## What you will do
Word for word, and without a single picture, repeat the entries.

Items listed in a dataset
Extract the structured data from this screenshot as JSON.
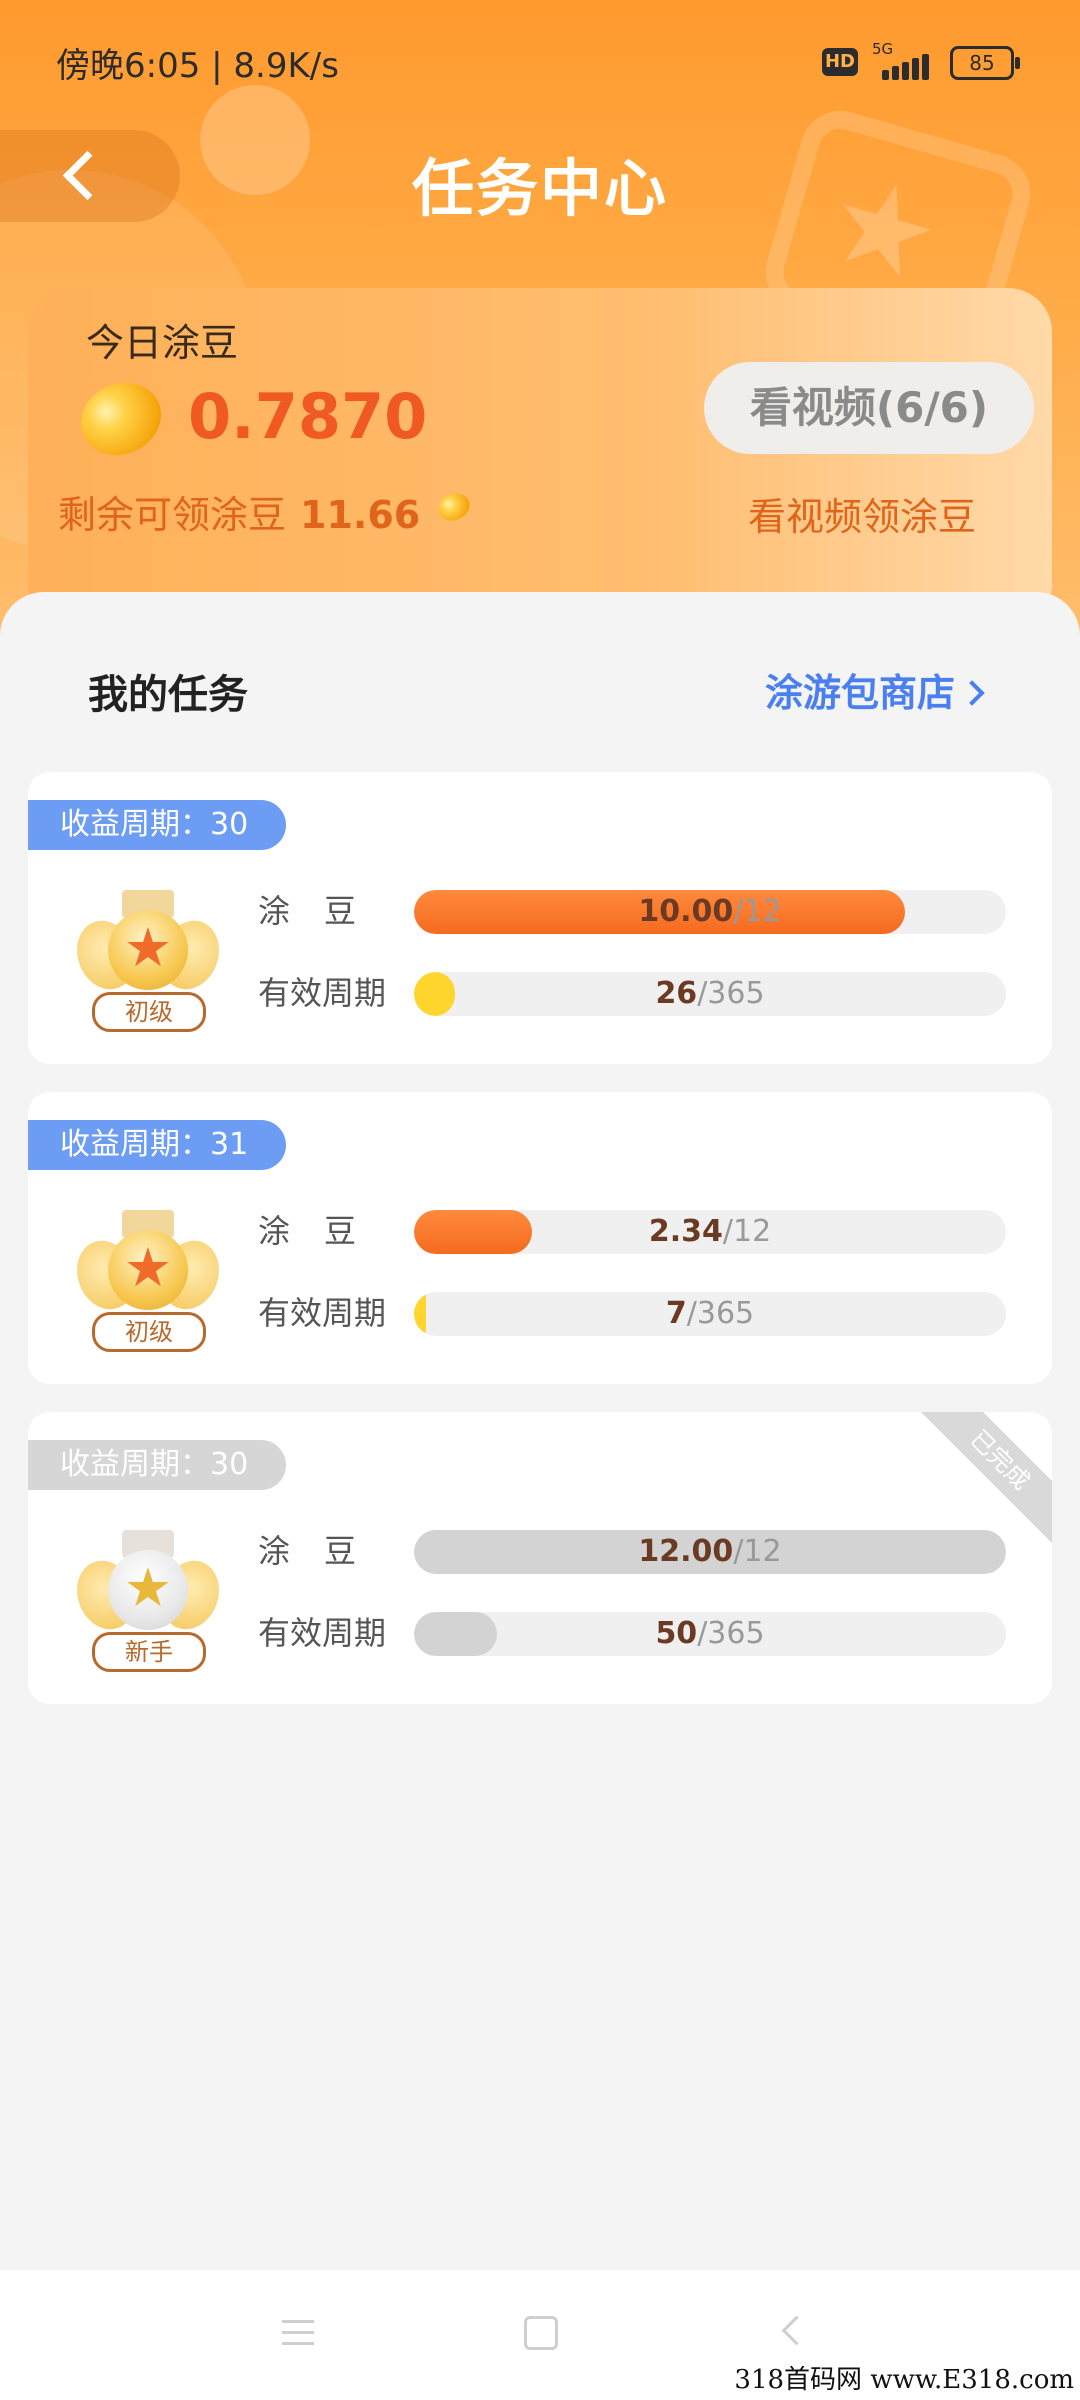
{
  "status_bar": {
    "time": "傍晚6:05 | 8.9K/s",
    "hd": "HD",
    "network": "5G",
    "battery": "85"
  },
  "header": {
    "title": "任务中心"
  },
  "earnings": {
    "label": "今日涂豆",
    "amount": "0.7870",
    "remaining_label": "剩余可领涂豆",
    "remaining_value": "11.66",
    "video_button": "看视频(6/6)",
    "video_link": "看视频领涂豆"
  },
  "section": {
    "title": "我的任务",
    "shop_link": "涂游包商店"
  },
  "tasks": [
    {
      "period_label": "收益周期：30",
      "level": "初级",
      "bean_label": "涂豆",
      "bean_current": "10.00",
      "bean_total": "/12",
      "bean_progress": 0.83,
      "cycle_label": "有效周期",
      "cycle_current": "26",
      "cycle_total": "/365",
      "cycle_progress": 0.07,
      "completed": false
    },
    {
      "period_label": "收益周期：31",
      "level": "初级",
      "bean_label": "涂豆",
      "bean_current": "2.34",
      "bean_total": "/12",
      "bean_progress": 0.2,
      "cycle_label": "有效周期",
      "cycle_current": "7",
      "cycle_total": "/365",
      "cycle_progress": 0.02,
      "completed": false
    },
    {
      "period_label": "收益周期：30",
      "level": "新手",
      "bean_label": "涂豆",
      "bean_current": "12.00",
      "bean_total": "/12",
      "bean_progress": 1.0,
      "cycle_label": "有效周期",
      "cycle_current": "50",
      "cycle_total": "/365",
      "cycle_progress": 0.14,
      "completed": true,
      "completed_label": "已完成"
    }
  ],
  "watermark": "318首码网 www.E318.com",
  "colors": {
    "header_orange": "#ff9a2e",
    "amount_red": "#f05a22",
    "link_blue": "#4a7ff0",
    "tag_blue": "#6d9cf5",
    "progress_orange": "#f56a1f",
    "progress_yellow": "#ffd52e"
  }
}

## Response below
Extract the structured data from this screenshot as JSON.
{
  "status_bar": {
    "time": "傍晚6:05 | 8.9K/s",
    "hd": "HD",
    "network": "5G",
    "battery": "85"
  },
  "header": {
    "title": "任务中心"
  },
  "earnings": {
    "label": "今日涂豆",
    "amount": "0.7870",
    "remaining_label": "剩余可领涂豆",
    "remaining_value": "11.66",
    "video_button": "看视频(6/6)",
    "video_link": "看视频领涂豆"
  },
  "section": {
    "title": "我的任务",
    "shop_link": "涂游包商店"
  },
  "tasks": [
    {
      "period_label": "收益周期：30",
      "level": "初级",
      "bean_label": "涂豆",
      "bean_current": "10.00",
      "bean_total": "/12",
      "bean_progress": 0.83,
      "cycle_label": "有效周期",
      "cycle_current": "26",
      "cycle_total": "/365",
      "cycle_progress": 0.07,
      "completed": false
    },
    {
      "period_label": "收益周期：31",
      "level": "初级",
      "bean_label": "涂豆",
      "bean_current": "2.34",
      "bean_total": "/12",
      "bean_progress": 0.2,
      "cycle_label": "有效周期",
      "cycle_current": "7",
      "cycle_total": "/365",
      "cycle_progress": 0.02,
      "completed": false
    },
    {
      "period_label": "收益周期：30",
      "level": "新手",
      "bean_label": "涂豆",
      "bean_current": "12.00",
      "bean_total": "/12",
      "bean_progress": 1.0,
      "cycle_label": "有效周期",
      "cycle_current": "50",
      "cycle_total": "/365",
      "cycle_progress": 0.14,
      "completed": true,
      "completed_label": "已完成"
    }
  ],
  "watermark": "318首码网 www.E318.com",
  "colors": {
    "header_orange": "#ff9a2e",
    "amount_red": "#f05a22",
    "link_blue": "#4a7ff0",
    "tag_blue": "#6d9cf5",
    "progress_orange": "#f56a1f",
    "progress_yellow": "#ffd52e"
  }
}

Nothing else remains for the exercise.